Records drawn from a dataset
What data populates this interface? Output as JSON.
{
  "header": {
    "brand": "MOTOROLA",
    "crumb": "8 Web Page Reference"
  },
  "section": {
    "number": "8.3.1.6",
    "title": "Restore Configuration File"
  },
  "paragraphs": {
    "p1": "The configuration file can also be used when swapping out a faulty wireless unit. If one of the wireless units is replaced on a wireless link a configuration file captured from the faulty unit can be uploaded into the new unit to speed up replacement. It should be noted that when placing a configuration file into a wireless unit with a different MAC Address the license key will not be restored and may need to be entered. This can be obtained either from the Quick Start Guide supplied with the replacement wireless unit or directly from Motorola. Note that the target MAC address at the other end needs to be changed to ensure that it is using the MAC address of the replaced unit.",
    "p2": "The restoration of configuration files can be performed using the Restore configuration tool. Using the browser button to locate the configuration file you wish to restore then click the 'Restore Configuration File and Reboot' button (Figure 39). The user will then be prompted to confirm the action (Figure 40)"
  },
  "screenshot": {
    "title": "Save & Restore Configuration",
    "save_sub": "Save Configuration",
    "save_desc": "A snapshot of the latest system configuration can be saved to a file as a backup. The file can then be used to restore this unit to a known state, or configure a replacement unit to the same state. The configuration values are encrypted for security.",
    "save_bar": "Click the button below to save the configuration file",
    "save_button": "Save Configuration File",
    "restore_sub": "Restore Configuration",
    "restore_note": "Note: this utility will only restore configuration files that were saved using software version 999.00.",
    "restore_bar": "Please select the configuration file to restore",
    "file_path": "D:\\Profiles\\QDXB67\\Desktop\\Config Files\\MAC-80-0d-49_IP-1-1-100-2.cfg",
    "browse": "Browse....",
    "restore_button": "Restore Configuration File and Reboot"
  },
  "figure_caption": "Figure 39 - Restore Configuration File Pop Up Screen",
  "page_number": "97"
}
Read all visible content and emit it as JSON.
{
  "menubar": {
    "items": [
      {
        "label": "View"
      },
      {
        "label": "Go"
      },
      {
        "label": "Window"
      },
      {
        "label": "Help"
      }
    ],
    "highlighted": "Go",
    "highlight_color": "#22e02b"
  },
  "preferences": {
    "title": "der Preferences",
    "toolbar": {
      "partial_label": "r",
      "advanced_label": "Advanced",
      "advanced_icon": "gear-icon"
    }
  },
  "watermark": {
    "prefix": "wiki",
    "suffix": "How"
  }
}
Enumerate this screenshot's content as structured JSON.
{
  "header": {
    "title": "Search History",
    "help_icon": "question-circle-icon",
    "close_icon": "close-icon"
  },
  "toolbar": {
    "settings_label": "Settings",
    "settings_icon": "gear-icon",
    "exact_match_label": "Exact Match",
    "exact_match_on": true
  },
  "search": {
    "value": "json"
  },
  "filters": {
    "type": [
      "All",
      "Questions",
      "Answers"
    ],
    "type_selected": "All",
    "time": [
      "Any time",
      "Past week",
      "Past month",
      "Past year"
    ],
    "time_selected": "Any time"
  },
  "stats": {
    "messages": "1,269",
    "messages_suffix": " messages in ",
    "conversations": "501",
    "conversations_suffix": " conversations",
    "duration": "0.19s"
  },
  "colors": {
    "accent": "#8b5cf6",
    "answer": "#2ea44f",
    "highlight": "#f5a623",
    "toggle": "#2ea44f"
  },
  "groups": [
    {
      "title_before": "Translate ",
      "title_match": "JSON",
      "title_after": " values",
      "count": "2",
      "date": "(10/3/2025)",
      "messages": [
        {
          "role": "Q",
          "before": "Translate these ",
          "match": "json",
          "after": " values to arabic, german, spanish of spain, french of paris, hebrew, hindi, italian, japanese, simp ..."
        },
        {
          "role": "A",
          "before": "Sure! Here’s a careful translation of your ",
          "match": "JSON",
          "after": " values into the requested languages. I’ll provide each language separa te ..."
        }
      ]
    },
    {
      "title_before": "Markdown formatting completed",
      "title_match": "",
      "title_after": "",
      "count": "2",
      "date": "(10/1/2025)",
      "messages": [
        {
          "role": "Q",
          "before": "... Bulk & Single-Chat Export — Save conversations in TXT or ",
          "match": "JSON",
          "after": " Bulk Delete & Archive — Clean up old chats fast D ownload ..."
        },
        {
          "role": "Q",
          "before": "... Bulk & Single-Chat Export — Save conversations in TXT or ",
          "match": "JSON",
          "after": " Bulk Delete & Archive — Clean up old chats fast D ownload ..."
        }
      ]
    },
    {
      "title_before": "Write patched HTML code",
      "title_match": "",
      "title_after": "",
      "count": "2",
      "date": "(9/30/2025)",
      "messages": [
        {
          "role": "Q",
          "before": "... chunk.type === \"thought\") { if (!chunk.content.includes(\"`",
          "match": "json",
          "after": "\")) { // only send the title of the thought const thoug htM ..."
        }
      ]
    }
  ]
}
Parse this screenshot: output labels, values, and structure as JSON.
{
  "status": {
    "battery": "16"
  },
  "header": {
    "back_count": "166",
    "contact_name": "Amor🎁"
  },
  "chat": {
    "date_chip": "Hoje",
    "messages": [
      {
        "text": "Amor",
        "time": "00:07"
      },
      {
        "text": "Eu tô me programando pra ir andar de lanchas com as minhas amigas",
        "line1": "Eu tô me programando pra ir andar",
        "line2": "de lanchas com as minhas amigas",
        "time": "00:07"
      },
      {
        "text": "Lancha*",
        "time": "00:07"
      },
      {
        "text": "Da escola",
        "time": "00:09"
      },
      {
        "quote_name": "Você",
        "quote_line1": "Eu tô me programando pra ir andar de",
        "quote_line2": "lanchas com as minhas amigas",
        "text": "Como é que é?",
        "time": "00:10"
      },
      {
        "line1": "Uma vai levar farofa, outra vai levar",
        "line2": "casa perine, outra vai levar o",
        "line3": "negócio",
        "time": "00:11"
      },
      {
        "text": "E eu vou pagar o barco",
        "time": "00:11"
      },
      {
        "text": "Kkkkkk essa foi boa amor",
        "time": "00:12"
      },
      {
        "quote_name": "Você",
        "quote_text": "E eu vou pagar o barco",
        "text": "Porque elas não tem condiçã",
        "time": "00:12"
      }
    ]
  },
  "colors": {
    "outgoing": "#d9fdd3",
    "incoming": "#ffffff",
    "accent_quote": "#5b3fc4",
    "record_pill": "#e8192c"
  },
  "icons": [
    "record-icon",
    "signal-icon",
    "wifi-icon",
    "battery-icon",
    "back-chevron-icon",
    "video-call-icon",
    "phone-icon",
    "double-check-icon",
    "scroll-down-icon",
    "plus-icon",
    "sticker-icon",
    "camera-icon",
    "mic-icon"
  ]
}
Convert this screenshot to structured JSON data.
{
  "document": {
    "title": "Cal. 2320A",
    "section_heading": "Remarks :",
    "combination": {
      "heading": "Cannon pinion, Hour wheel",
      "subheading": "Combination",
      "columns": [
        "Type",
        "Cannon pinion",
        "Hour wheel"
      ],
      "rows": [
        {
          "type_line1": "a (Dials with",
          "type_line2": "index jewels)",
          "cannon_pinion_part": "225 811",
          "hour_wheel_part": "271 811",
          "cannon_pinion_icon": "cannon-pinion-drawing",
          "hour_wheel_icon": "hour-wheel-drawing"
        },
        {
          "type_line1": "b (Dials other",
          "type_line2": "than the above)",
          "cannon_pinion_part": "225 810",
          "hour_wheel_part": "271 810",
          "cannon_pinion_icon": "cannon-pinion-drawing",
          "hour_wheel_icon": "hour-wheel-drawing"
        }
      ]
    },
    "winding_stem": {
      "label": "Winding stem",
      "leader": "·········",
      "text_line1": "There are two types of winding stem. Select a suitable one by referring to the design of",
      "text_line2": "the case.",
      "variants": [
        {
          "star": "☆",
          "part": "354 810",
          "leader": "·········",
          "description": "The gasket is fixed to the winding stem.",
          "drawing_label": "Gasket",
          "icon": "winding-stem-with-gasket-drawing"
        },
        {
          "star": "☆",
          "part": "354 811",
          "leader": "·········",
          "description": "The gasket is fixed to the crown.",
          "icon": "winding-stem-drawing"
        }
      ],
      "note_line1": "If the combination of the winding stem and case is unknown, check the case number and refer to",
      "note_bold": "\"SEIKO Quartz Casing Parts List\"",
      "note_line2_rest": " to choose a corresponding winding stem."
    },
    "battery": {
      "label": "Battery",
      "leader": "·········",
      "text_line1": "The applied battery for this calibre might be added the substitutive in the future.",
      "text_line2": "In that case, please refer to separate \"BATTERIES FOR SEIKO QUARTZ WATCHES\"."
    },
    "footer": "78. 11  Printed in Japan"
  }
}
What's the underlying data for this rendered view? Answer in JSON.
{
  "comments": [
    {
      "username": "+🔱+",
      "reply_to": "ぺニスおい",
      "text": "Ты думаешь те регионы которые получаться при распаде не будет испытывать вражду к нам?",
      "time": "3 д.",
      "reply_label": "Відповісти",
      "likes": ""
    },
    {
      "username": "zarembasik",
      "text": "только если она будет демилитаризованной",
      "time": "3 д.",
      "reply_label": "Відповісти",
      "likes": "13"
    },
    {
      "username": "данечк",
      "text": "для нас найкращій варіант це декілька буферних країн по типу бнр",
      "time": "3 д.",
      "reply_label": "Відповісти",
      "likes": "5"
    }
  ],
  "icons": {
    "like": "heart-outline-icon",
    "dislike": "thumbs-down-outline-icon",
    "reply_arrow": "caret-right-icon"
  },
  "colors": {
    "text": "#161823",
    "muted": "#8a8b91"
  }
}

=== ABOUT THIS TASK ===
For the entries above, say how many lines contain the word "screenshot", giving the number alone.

=== ANSWER BELOW ===
4